Check In w/ the Blue Mirror


Body and Soul: Hawk Reversions Himself

Body and Soul Coleman Hawkins

Just because he dropped the reference version, doesn't mean the Hawk would leave the tune alone. Rather he deviled and re-deviled it. we're pretty sure his primary point is that he can do it again and not be the same. The desperate exchange of body for soul, the Faustian heartbreak in the song, is easy to lose when this is the approach. Therefore, it is interesting how he brings the heartbreak back into all three versions. Lissen for it.

  • Coleman Hawkins with Billy Byers and His Orchestra, "Body and Soul." We're not sure Hawk gentles himself into this smoothjazz ensemble, but then maybe that's the point. By the end, its his voice alone, not even against the orchestra.
  • Coleman Hawkins, "Picasso." Here all w/ both accompaniment and melody dropped, Hawk takes on blues and the abstract truth. We believe this bullet ranks w/ Armstrong/Hines "Weather Bird" as an intellectual exercise, even if it lacks the zing the two duelists put into their piece. It is, of course, about the breakdown that occurs when you are alone. That's the point. It's after the tragic ending of the reference version, "an echo of a tale that's been told."


Working Through OB4CL: P R O S P E C T

There's no way we will start at the beginning, because the crossroads is always the middle of more than one thing. And that's the way. Word to your moms.

:: makes a small circle of gunpowder on the ground ::
:: centers a bottle of henny in the circle ::
:: scatters pepperflakes ::
:: bows head ::

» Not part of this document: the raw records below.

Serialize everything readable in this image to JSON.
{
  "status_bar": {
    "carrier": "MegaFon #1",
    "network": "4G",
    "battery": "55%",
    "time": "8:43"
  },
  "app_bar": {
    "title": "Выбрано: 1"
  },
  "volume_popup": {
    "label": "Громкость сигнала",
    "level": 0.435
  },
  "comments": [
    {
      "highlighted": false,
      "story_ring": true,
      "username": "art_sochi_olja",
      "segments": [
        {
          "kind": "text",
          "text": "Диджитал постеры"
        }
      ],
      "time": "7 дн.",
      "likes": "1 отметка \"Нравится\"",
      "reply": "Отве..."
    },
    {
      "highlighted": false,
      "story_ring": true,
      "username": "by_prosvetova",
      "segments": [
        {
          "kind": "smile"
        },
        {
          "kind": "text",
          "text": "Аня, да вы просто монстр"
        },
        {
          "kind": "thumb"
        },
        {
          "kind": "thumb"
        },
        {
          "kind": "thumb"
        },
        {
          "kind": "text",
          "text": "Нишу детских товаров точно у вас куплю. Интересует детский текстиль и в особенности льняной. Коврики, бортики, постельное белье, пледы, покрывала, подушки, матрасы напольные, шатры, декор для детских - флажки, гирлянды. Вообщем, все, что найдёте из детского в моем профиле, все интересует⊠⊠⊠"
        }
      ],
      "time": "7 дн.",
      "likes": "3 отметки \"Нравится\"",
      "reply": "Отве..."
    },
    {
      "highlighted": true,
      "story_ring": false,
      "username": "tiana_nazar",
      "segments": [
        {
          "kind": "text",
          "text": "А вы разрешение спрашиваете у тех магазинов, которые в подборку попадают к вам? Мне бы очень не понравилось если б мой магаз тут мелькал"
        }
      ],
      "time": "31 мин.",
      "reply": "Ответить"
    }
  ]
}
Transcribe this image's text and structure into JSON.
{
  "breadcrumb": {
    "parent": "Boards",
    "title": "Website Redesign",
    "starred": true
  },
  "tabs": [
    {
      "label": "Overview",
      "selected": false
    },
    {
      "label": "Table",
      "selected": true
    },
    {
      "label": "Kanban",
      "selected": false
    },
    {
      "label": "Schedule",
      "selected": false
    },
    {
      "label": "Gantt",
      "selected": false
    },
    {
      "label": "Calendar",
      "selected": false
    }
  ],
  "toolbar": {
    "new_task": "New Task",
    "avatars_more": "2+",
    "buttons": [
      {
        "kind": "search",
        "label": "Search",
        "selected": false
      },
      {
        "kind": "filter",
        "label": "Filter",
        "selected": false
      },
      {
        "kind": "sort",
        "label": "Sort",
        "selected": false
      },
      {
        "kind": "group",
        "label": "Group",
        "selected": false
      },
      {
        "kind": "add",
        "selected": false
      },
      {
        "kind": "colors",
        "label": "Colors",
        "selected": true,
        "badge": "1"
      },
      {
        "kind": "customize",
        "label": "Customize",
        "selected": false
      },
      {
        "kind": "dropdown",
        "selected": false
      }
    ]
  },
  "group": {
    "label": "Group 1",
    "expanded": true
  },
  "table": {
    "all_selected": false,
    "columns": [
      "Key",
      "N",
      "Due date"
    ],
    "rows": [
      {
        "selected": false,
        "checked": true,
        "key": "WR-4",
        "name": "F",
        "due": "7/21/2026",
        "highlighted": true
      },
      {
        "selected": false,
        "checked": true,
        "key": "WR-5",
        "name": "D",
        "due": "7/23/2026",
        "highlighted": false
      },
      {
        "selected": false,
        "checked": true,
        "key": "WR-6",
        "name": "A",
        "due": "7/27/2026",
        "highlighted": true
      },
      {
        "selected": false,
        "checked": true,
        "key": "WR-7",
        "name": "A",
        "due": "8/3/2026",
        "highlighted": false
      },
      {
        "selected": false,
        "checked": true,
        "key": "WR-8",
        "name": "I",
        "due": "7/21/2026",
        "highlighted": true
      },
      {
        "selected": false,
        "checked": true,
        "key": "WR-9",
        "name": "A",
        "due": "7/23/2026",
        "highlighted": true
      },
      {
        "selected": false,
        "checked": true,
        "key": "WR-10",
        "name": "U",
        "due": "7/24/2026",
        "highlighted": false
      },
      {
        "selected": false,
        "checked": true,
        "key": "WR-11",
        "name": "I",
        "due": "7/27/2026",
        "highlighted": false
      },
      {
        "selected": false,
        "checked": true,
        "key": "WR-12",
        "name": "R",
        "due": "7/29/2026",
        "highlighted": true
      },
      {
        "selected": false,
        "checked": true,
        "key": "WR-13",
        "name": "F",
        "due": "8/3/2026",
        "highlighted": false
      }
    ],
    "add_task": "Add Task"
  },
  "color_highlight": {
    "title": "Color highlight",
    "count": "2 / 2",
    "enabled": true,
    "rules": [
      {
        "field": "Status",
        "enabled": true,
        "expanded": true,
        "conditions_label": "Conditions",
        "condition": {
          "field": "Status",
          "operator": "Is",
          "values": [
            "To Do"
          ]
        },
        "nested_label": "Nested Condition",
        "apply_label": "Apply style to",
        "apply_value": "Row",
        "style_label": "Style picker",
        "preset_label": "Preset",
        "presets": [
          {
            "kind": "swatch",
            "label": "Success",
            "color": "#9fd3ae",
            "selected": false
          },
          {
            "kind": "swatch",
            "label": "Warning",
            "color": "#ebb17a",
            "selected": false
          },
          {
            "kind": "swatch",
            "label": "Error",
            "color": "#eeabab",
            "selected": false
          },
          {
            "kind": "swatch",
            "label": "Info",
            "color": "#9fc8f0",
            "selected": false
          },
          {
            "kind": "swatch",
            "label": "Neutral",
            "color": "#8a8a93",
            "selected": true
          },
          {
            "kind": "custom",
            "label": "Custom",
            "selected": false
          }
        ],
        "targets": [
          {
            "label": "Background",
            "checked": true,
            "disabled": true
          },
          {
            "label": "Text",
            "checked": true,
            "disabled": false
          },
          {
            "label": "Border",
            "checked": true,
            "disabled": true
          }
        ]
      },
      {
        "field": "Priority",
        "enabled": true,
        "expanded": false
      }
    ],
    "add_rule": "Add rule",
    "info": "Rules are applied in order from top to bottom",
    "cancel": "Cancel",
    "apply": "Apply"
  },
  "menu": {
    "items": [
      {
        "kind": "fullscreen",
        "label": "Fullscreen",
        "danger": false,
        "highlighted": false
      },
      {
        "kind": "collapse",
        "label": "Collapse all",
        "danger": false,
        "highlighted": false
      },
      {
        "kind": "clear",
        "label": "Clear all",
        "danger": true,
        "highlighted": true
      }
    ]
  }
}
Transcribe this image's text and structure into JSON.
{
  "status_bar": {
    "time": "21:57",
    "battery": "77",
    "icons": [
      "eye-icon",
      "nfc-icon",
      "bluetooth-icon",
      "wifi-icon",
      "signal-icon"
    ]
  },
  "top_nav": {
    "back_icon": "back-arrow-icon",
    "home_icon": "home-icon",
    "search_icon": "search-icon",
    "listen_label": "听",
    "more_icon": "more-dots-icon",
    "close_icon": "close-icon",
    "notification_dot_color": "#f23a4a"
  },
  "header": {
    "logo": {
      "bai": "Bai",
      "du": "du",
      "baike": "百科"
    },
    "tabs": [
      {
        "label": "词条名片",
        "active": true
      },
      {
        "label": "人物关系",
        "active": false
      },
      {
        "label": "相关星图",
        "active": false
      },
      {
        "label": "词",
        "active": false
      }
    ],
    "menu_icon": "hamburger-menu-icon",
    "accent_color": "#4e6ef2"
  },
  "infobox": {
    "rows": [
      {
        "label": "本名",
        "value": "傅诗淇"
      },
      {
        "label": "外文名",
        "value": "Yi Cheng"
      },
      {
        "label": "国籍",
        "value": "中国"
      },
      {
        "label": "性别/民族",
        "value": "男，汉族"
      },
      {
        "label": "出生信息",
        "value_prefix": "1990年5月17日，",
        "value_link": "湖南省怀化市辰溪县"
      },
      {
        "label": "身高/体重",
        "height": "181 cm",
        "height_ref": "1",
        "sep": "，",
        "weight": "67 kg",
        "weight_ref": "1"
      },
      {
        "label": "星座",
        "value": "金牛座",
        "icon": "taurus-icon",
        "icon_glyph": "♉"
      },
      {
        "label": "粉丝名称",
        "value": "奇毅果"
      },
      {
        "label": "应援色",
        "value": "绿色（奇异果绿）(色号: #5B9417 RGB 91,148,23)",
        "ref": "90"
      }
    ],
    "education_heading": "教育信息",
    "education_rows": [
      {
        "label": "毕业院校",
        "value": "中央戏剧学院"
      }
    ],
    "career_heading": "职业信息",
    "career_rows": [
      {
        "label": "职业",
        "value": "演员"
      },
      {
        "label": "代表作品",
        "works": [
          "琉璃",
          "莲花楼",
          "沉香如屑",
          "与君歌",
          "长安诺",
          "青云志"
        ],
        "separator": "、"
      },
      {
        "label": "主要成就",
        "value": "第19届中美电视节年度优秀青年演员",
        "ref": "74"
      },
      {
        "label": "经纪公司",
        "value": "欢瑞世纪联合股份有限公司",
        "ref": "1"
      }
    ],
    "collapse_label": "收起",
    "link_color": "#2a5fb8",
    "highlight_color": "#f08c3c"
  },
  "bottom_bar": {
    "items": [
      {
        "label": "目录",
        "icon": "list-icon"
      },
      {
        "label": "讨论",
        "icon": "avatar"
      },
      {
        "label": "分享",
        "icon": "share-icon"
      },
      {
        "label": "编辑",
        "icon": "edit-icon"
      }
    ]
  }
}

  • Wu Tang Clan, "Can It All Be So Simple" is the emblem of both what comes before OB4CL and the wish for a better time before. It is, therefore service to the lwas in the form of ingnition, match to the ring of gunpowder.
And so we begin.

We begin making a small altar that places OB4CL at the foot of the tradition, knowing that there are those who, when they come by, will take up pieces, and leave other pieces behind. And that's the way. Word to your moms.

And this because in its own way, OB4CL is itself an ilé, a shrine that looks in all directions at once. Up. Down. Side to side.

What we will do here is locate our ilé making project to think through the slab. What we build here, then, is a shrine to a shrine, which will serve as a call to those who want to hear it.

OB4CL then. Seven threads, then, that run through it.
  1. Movement: "We gotta migrate."
  2. Collage: "poisonous paragraphs."
  3. The damning (oppressing) and redeeming (liberating) power of business: "slang rap democracy."
  4. Clan and Gang and Family: "this rap wonderama team got drama"
  5. Secret knowledge: "It's manifested. The gods work like appliances."
  6. Secret identity: "a.k.a."
  7. Crossing over: "Chef may resign to boat across the Verrazano."
Each of these threads is pending, and each starts in the full fabric of the tradition. We will work them back into the tradition, but leave them still pending. And that's the way. Word to your Moms.

When we hear Rae tell the fellas in OutKast, "We handling the earth right now," we take his word as bond. We cannot get past this statement without thinking first of Nas and the more than brilliant "The World is Yours." Yes, yes y'all. We think on that view @ the beginning of the first Scarface that is the omega of Tony Montana's dream to get out. We read Rae different, though. We think that he's telling us that he's already there. "It's the pot of gold right here man. This is it, man, this is glory." We think he's not signifying here. Nah. He's representing.

Here, hit this Henny. Fuse is already lit.